Could you write out each entry exactly as it reads?

=== Begin Enclosure ===

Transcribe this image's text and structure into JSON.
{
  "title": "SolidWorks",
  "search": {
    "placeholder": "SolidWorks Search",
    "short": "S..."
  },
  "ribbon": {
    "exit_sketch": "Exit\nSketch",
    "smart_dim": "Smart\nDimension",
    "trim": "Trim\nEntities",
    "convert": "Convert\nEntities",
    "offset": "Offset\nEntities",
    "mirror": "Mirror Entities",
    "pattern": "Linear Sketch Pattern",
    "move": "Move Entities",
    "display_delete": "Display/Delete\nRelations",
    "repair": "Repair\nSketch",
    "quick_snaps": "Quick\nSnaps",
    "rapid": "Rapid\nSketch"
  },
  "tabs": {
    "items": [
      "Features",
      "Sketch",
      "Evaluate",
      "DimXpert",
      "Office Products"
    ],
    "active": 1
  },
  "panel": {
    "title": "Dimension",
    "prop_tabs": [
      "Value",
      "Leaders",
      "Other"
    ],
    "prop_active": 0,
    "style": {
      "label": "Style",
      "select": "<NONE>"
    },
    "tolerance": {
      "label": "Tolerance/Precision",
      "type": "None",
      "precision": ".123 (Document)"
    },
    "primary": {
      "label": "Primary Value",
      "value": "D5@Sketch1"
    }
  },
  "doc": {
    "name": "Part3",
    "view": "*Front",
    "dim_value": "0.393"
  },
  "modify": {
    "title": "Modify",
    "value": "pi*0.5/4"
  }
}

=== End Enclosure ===

**WRITTEN RESPONSE**
Transcribe this image's text and structure into JSON.
{
  "title": "SolidWorks",
  "search": {
    "placeholder": "SolidWorks Search",
    "short": "S..."
  },
  "ribbon": {
    "exit_sketch": "Exit\nSketch",
    "smart_dim": "Smart\nDimension",
    "trim": "Trim\nEntities",
    "convert": "Convert\nEntities",
    "offset": "Offset\nEntities",
    "mirror": "Mirror Entities",
    "pattern": "Linear Sketch Pattern",
    "move": "Move Entities",
    "display_delete": "Display/Delete\nRelations",
    "repair": "Repair\nSketch",
    "quick_snaps": "Quick\nSnaps",
    "rapid": "Rapid\nSketch"
  },
  "tabs": {
    "items": [
      "Features",
      "Sketch",
      "Evaluate",
      "DimXpert",
      "Office Products"
    ],
    "active": 1
  },
  "panel": {
    "title": "Dimension",
    "prop_tabs": [
      "Value",
      "Leaders",
      "Other"
    ],
    "prop_active": 0,
    "style": {
      "label": "Style",
      "select": "<NONE>"
    },
    "tolerance": {
      "label": "Tolerance/Precision",
      "type": "None",
      "precision": ".123 (Document)"
    },
    "primary": {
      "label": "Primary Value",
      "value": "D5@Sketch1"
    }
  },
  "doc": {
    "name": "Part3",
    "view": "*Front",
    "dim_value": "0.393"
  },
  "modify": {
    "title": "Modify",
    "value": "pi*0.5/4"
  }
}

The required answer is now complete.